◆ **TASK DATA**:
+++++

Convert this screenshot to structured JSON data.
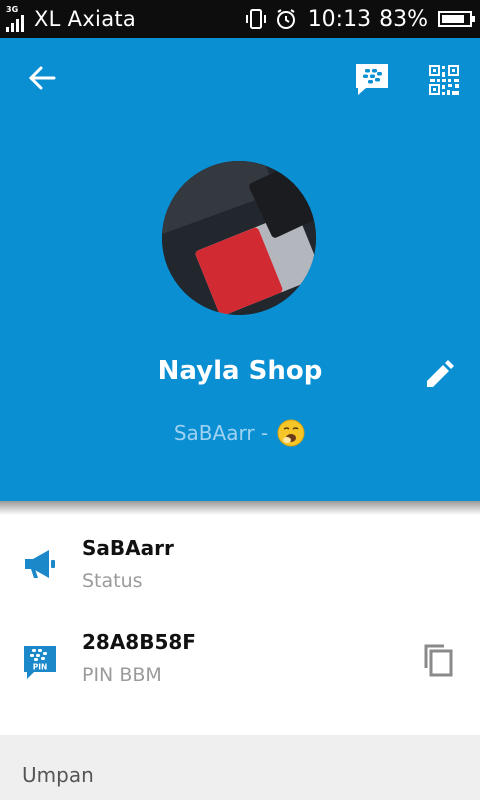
{
  "statusbar": {
    "network": "3G",
    "carrier": "XL Axiata",
    "time": "10:13",
    "battery": "83%",
    "battery_level": 0.83
  },
  "header": {
    "icons": [
      "arrow-left-icon",
      "bbm-chat-icon",
      "qr-code-icon"
    ],
    "name": "Nayla Shop",
    "status_text": "SaBAarr -",
    "edit_icon": "pencil-icon",
    "background": "#0a8fd3"
  },
  "profile": {
    "status": {
      "value": "SaBAarr",
      "label": "Status",
      "icon": "megaphone-icon"
    },
    "pin": {
      "value": "28A8B58F",
      "label": "PIN BBM",
      "icon_label": "PIN",
      "icon": "bbm-pin-icon",
      "action_icon": "copy-icon"
    }
  },
  "feed": {
    "label": "Umpan"
  },
  "colors": {
    "accent": "#0a8fd3",
    "icon": "#1a88c9"
  }
}
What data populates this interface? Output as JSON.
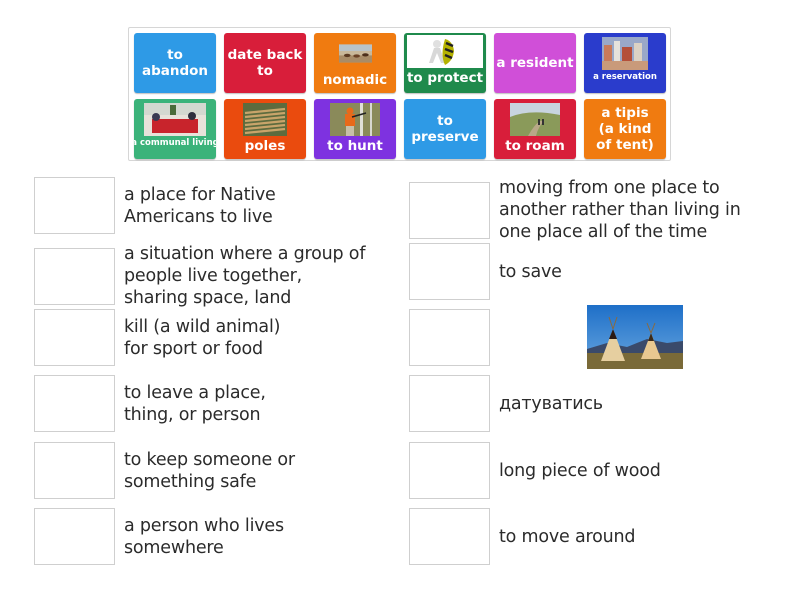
{
  "bank": {
    "tiles": [
      {
        "label": "to abandon",
        "color": "#2e9ae6",
        "image": null
      },
      {
        "label": "date back to",
        "color": "#d81e3a",
        "image": null
      },
      {
        "label": "nomadic",
        "color": "#f07b10",
        "image": "horses-on-steppe"
      },
      {
        "label": "to protect",
        "color": "#1f8a4c",
        "image": "figure-with-shield"
      },
      {
        "label": "a resident",
        "color": "#d04fd8",
        "image": null
      },
      {
        "label": "a reservation",
        "color": "#2a3ccc",
        "image": "crowded-village"
      },
      {
        "label": "a communal living",
        "color": "#3bb37a",
        "image": "people-in-living-room"
      },
      {
        "label": "poles",
        "color": "#ea4b0e",
        "image": "stacked-wooden-poles"
      },
      {
        "label": "to hunt",
        "color": "#7e32e0",
        "image": "hunter-in-forest"
      },
      {
        "label": "to preserve",
        "color": "#2e9ae6",
        "image": null
      },
      {
        "label": "to roam",
        "color": "#d81e3a",
        "image": "hikers-on-hill"
      },
      {
        "label": "a tipis (a kind of tent)",
        "color": "#f07b10",
        "image": null
      }
    ]
  },
  "definitions": {
    "left": [
      {
        "text": "a place for Native Americans to live"
      },
      {
        "text": "a situation where a group of people live together, sharing space, land"
      },
      {
        "text": "kill (a wild animal) for sport or food"
      },
      {
        "text": "to leave a place, thing, or person"
      },
      {
        "text": "to keep someone or something safe"
      },
      {
        "text": "a person who lives somewhere"
      }
    ],
    "right": [
      {
        "text": "moving from one place to another rather than living in one place all of the time"
      },
      {
        "text": "to save"
      },
      {
        "text": "",
        "image": "two-tipis-under-blue-sky"
      },
      {
        "text": "датуватись"
      },
      {
        "text": "long piece of wood"
      },
      {
        "text": "to move around"
      }
    ]
  }
}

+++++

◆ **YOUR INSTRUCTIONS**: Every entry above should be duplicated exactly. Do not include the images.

◆ **THE ANSWER**:
Convert this screenshot to structured JSON data.
{
  "statusbar": {
    "network": "3G",
    "carrier": "XL Axiata",
    "time": "10:13",
    "battery": "83%",
    "battery_level": 0.83
  },
  "header": {
    "icons": [
      "arrow-left-icon",
      "bbm-chat-icon",
      "qr-code-icon"
    ],
    "name": "Nayla Shop",
    "status_text": "SaBAarr -",
    "edit_icon": "pencil-icon",
    "background": "#0a8fd3"
  },
  "profile": {
    "status": {
      "value": "SaBAarr",
      "label": "Status",
      "icon": "megaphone-icon"
    },
    "pin": {
      "value": "28A8B58F",
      "label": "PIN BBM",
      "icon_label": "PIN",
      "icon": "bbm-pin-icon",
      "action_icon": "copy-icon"
    }
  },
  "feed": {
    "label": "Umpan"
  },
  "colors": {
    "accent": "#0a8fd3",
    "icon": "#1a88c9"
  }
}
What data populates this interface? Output as JSON.
{
  "bank": {
    "tiles": [
      {
        "label": "to abandon",
        "color": "#2e9ae6",
        "image": null
      },
      {
        "label": "date back to",
        "color": "#d81e3a",
        "image": null
      },
      {
        "label": "nomadic",
        "color": "#f07b10",
        "image": "horses-on-steppe"
      },
      {
        "label": "to protect",
        "color": "#1f8a4c",
        "image": "figure-with-shield"
      },
      {
        "label": "a resident",
        "color": "#d04fd8",
        "image": null
      },
      {
        "label": "a reservation",
        "color": "#2a3ccc",
        "image": "crowded-village"
      },
      {
        "label": "a communal living",
        "color": "#3bb37a",
        "image": "people-in-living-room"
      },
      {
        "label": "poles",
        "color": "#ea4b0e",
        "image": "stacked-wooden-poles"
      },
      {
        "label": "to hunt",
        "color": "#7e32e0",
        "image": "hunter-in-forest"
      },
      {
        "label": "to preserve",
        "color": "#2e9ae6",
        "image": null
      },
      {
        "label": "to roam",
        "color": "#d81e3a",
        "image": "hikers-on-hill"
      },
      {
        "label": "a tipis (a kind of tent)",
        "color": "#f07b10",
        "image": null
      }
    ]
  },
  "definitions": {
    "left": [
      {
        "text": "a place for Native Americans to live"
      },
      {
        "text": "a situation where a group of people live together, sharing space, land"
      },
      {
        "text": "kill (a wild animal) for sport or food"
      },
      {
        "text": "to leave a place, thing, or person"
      },
      {
        "text": "to keep someone or something safe"
      },
      {
        "text": "a person who lives somewhere"
      }
    ],
    "right": [
      {
        "text": "moving from one place to another rather than living in one place all of the time"
      },
      {
        "text": "to save"
      },
      {
        "text": "",
        "image": "two-tipis-under-blue-sky"
      },
      {
        "text": "датуватись"
      },
      {
        "text": "long piece of wood"
      },
      {
        "text": "to move around"
      }
    ]
  }
}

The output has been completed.